* **Action item**: All the lines below need retyping exactly, apart from the images.

----- Supplied records

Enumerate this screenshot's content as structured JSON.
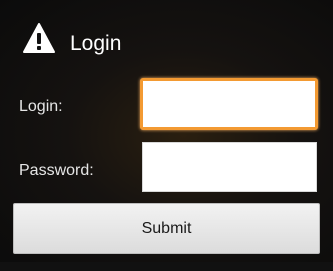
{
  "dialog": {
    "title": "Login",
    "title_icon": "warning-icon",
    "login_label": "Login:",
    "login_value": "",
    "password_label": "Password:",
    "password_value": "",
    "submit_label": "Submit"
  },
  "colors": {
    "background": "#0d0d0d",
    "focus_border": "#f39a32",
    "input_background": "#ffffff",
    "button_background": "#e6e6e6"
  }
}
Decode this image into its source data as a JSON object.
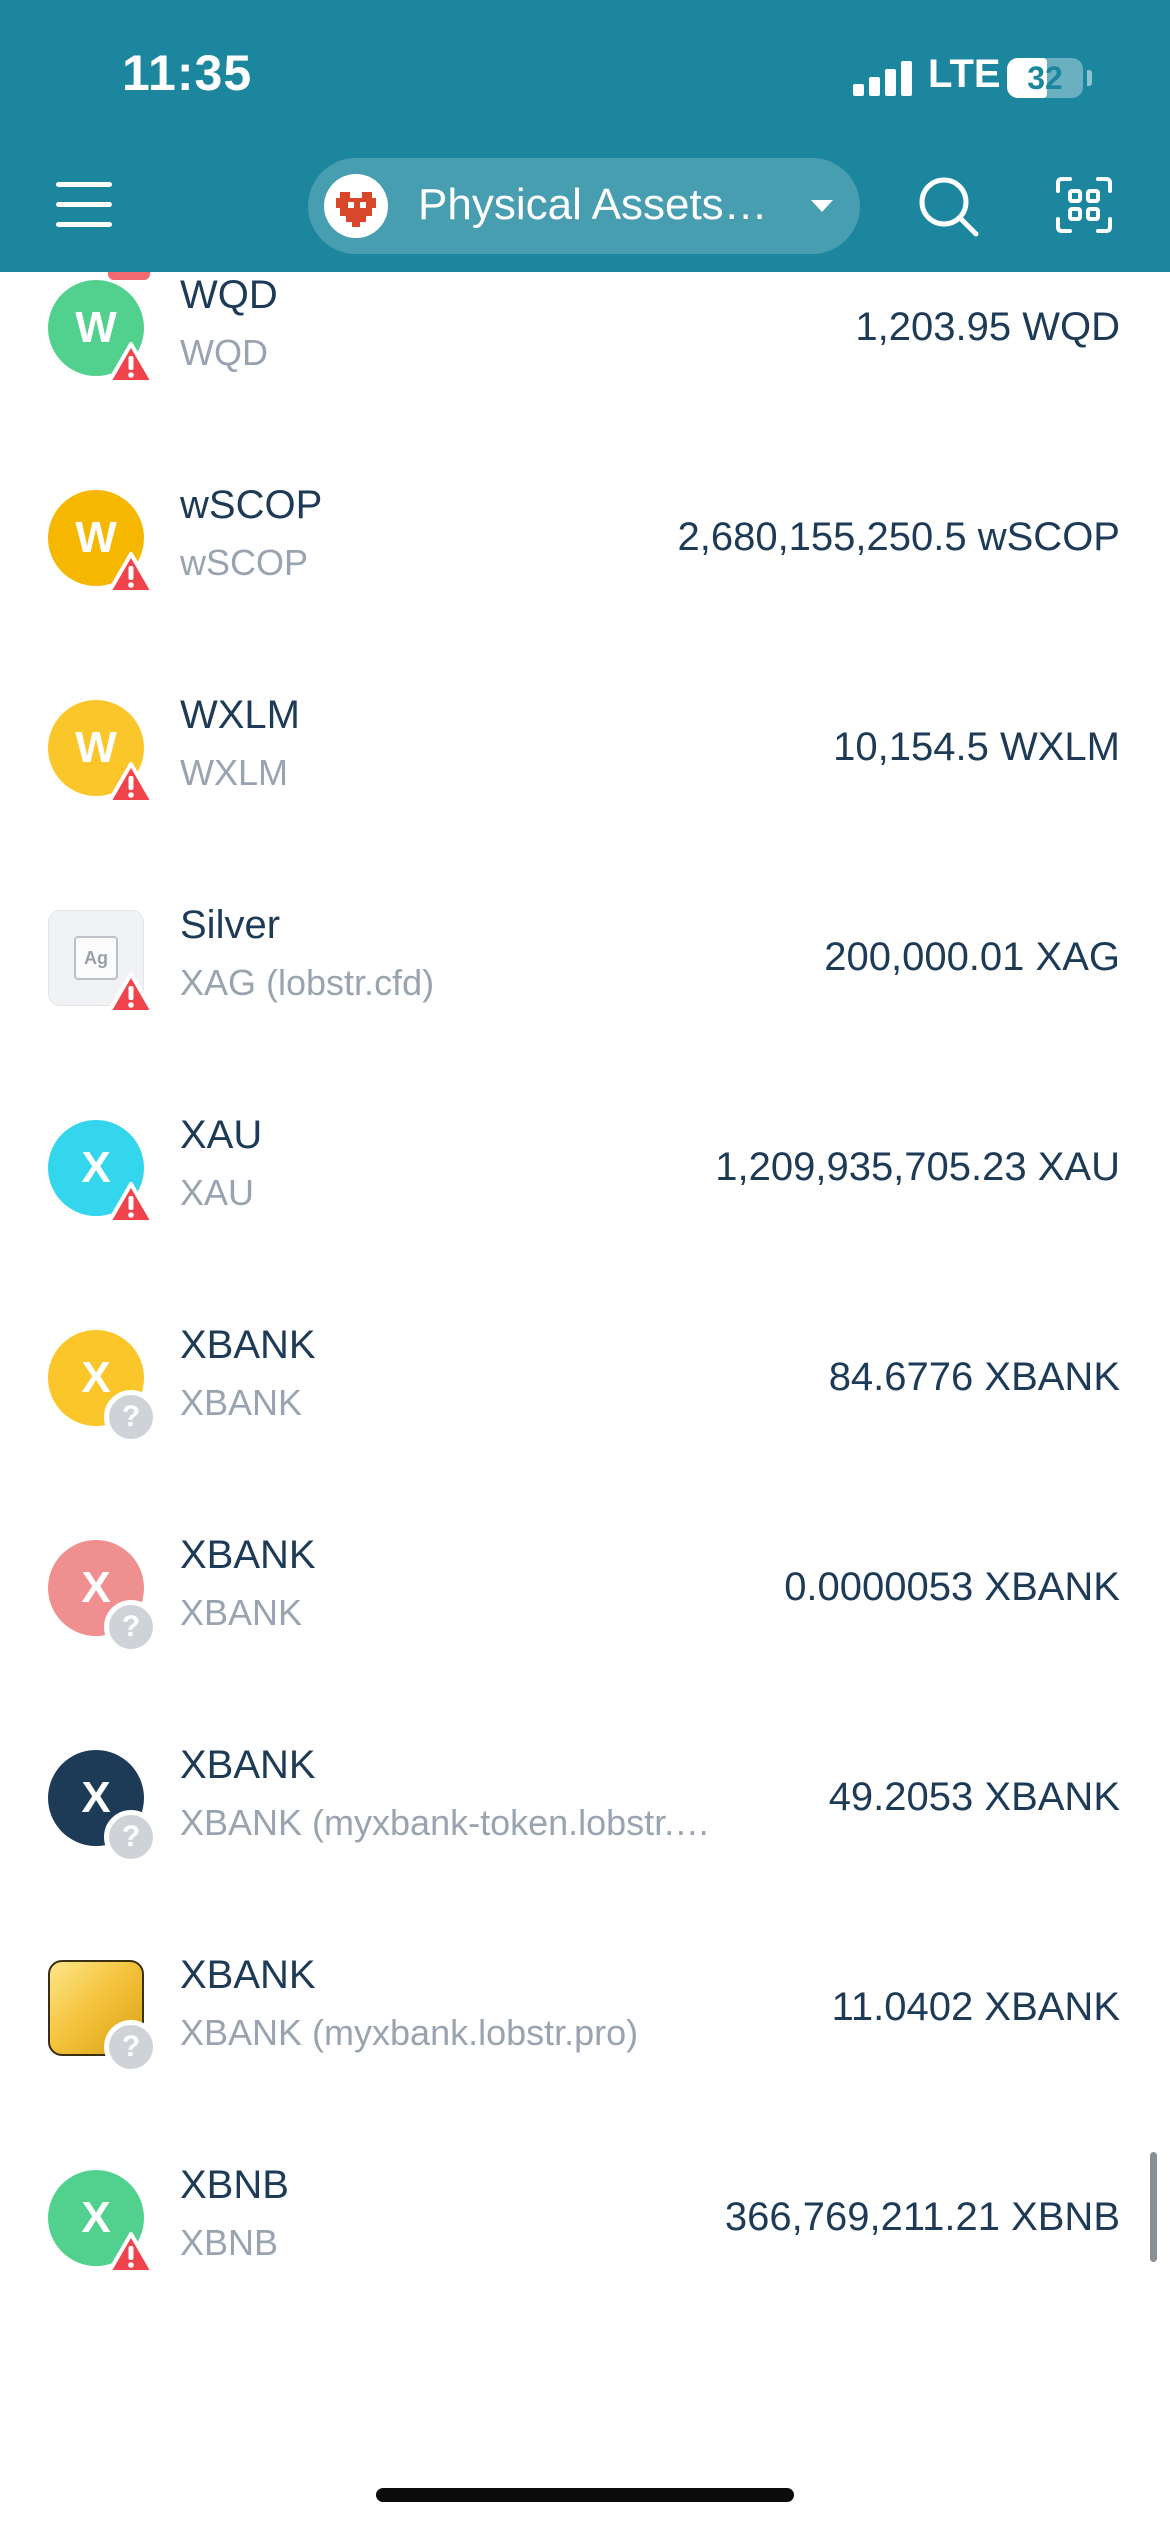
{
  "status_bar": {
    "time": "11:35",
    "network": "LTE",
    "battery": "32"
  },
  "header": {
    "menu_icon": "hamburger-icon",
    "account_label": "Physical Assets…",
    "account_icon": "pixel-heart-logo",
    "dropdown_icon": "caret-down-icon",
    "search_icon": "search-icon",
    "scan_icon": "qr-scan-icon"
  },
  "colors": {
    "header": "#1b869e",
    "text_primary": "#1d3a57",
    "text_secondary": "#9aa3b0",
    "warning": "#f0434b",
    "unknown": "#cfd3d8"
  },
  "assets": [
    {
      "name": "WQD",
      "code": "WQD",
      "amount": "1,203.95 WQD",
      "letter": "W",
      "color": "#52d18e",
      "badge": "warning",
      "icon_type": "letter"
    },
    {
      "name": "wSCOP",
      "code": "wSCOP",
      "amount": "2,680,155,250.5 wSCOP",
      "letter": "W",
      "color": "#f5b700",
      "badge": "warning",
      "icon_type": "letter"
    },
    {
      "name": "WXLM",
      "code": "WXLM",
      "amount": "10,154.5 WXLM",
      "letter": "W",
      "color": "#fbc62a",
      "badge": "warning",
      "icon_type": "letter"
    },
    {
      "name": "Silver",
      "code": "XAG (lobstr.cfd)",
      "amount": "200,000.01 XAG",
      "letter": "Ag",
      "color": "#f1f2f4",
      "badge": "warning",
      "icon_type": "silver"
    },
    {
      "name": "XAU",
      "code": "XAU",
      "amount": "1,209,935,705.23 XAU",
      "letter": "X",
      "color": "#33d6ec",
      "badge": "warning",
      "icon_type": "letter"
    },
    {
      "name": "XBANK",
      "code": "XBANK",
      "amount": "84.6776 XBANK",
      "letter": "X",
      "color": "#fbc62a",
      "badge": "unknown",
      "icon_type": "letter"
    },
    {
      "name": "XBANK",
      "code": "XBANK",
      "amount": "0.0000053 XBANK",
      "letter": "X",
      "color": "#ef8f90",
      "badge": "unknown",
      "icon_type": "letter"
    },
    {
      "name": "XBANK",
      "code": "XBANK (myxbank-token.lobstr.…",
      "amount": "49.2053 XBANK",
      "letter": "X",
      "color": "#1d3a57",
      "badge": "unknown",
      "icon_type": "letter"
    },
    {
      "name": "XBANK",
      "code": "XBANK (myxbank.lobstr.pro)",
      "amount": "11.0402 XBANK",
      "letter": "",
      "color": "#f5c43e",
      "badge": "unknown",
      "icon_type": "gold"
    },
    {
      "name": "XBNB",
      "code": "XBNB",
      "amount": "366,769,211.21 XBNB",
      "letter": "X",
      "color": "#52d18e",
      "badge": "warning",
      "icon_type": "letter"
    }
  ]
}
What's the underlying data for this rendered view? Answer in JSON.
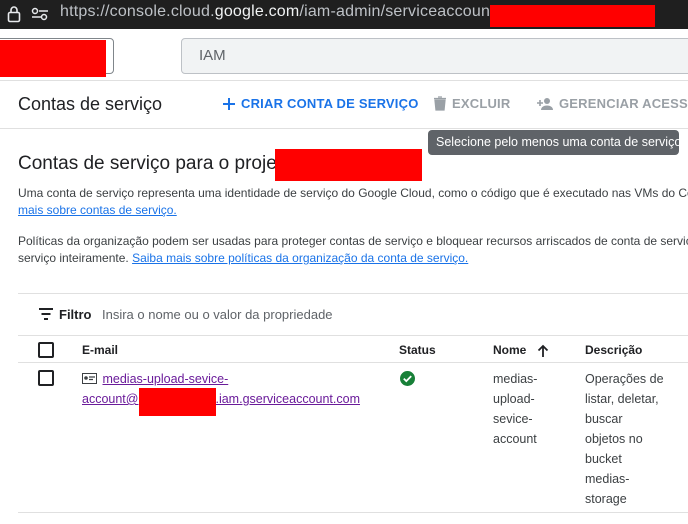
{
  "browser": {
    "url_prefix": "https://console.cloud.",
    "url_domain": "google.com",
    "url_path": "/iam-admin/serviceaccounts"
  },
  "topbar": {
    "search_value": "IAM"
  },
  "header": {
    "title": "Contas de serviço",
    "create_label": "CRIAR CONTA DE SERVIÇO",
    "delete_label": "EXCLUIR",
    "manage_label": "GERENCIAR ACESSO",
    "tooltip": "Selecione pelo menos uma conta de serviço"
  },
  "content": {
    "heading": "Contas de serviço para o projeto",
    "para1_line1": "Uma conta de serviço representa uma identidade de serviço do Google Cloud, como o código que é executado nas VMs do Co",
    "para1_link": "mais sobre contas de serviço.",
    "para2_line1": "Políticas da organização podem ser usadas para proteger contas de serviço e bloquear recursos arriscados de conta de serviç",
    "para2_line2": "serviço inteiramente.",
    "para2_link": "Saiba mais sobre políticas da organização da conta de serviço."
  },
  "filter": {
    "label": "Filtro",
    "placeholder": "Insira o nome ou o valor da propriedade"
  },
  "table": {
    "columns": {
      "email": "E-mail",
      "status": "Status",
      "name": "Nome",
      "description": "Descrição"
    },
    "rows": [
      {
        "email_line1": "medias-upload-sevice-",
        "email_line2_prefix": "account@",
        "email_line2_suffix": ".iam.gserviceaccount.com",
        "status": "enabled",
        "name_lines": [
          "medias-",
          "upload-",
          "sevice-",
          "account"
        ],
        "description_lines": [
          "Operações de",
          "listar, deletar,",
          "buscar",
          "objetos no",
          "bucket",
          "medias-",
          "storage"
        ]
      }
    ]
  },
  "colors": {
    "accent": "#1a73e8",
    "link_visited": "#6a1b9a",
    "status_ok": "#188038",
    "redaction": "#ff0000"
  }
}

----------

* **Task output**:
Enumerate this screenshot's content as structured JSON.
{
  "dialog": {
    "title": "Login",
    "title_icon": "warning-icon",
    "login_label": "Login:",
    "login_value": "",
    "password_label": "Password:",
    "password_value": "",
    "submit_label": "Submit"
  },
  "colors": {
    "background": "#0d0d0d",
    "focus_border": "#f39a32",
    "input_background": "#ffffff",
    "button_background": "#e6e6e6"
  }
}
Decode this image into its source data as a JSON object.
{
  "status_bar": {
    "time": "11:35",
    "network": "LTE",
    "battery": "32"
  },
  "header": {
    "menu_icon": "hamburger-icon",
    "account_label": "Physical Assets…",
    "account_icon": "pixel-heart-logo",
    "dropdown_icon": "caret-down-icon",
    "search_icon": "search-icon",
    "scan_icon": "qr-scan-icon"
  },
  "colors": {
    "header": "#1b869e",
    "text_primary": "#1d3a57",
    "text_secondary": "#9aa3b0",
    "warning": "#f0434b",
    "unknown": "#cfd3d8"
  },
  "assets": [
    {
      "name": "WQD",
      "code": "WQD",
      "amount": "1,203.95 WQD",
      "letter": "W",
      "color": "#52d18e",
      "badge": "warning",
      "icon_type": "letter"
    },
    {
      "name": "wSCOP",
      "code": "wSCOP",
      "amount": "2,680,155,250.5 wSCOP",
      "letter": "W",
      "color": "#f5b700",
      "badge": "warning",
      "icon_type": "letter"
    },
    {
      "name": "WXLM",
      "code": "WXLM",
      "amount": "10,154.5 WXLM",
      "letter": "W",
      "color": "#fbc62a",
      "badge": "warning",
      "icon_type": "letter"
    },
    {
      "name": "Silver",
      "code": "XAG (lobstr.cfd)",
      "amount": "200,000.01 XAG",
      "letter": "Ag",
      "color": "#f1f2f4",
      "badge": "warning",
      "icon_type": "silver"
    },
    {
      "name": "XAU",
      "code": "XAU",
      "amount": "1,209,935,705.23 XAU",
      "letter": "X",
      "color": "#33d6ec",
      "badge": "warning",
      "icon_type": "letter"
    },
    {
      "name": "XBANK",
      "code": "XBANK",
      "amount": "84.6776 XBANK",
      "letter": "X",
      "color": "#fbc62a",
      "badge": "unknown",
      "icon_type": "letter"
    },
    {
      "name": "XBANK",
      "code": "XBANK",
      "amount": "0.0000053 XBANK",
      "letter": "X",
      "color": "#ef8f90",
      "badge": "unknown",
      "icon_type": "letter"
    },
    {
      "name": "XBANK",
      "code": "XBANK (myxbank-token.lobstr.…",
      "amount": "49.2053 XBANK",
      "letter": "X",
      "color": "#1d3a57",
      "badge": "unknown",
      "icon_type": "letter"
    },
    {
      "name": "XBANK",
      "code": "XBANK (myxbank.lobstr.pro)",
      "amount": "11.0402 XBANK",
      "letter": "",
      "color": "#f5c43e",
      "badge": "unknown",
      "icon_type": "gold"
    },
    {
      "name": "XBNB",
      "code": "XBNB",
      "amount": "366,769,211.21 XBNB",
      "letter": "X",
      "color": "#52d18e",
      "badge": "warning",
      "icon_type": "letter"
    }
  ]
}
What's the underlying data for this rendered view? Answer in JSON.
{
  "browser": {
    "url_prefix": "https://console.cloud.",
    "url_domain": "google.com",
    "url_path": "/iam-admin/serviceaccounts"
  },
  "topbar": {
    "search_value": "IAM"
  },
  "header": {
    "title": "Contas de serviço",
    "create_label": "CRIAR CONTA DE SERVIÇO",
    "delete_label": "EXCLUIR",
    "manage_label": "GERENCIAR ACESSO",
    "tooltip": "Selecione pelo menos uma conta de serviço"
  },
  "content": {
    "heading": "Contas de serviço para o projeto",
    "para1_line1": "Uma conta de serviço representa uma identidade de serviço do Google Cloud, como o código que é executado nas VMs do Co",
    "para1_link": "mais sobre contas de serviço.",
    "para2_line1": "Políticas da organização podem ser usadas para proteger contas de serviço e bloquear recursos arriscados de conta de serviç",
    "para2_line2": "serviço inteiramente.",
    "para2_link": "Saiba mais sobre políticas da organização da conta de serviço."
  },
  "filter": {
    "label": "Filtro",
    "placeholder": "Insira o nome ou o valor da propriedade"
  },
  "table": {
    "columns": {
      "email": "E-mail",
      "status": "Status",
      "name": "Nome",
      "description": "Descrição"
    },
    "rows": [
      {
        "email_line1": "medias-upload-sevice-",
        "email_line2_prefix": "account@",
        "email_line2_suffix": ".iam.gserviceaccount.com",
        "status": "enabled",
        "name_lines": [
          "medias-",
          "upload-",
          "sevice-",
          "account"
        ],
        "description_lines": [
          "Operações de",
          "listar, deletar,",
          "buscar",
          "objetos no",
          "bucket",
          "medias-",
          "storage"
        ]
      }
    ]
  },
  "colors": {
    "accent": "#1a73e8",
    "link_visited": "#6a1b9a",
    "status_ok": "#188038",
    "redaction": "#ff0000"
  }
}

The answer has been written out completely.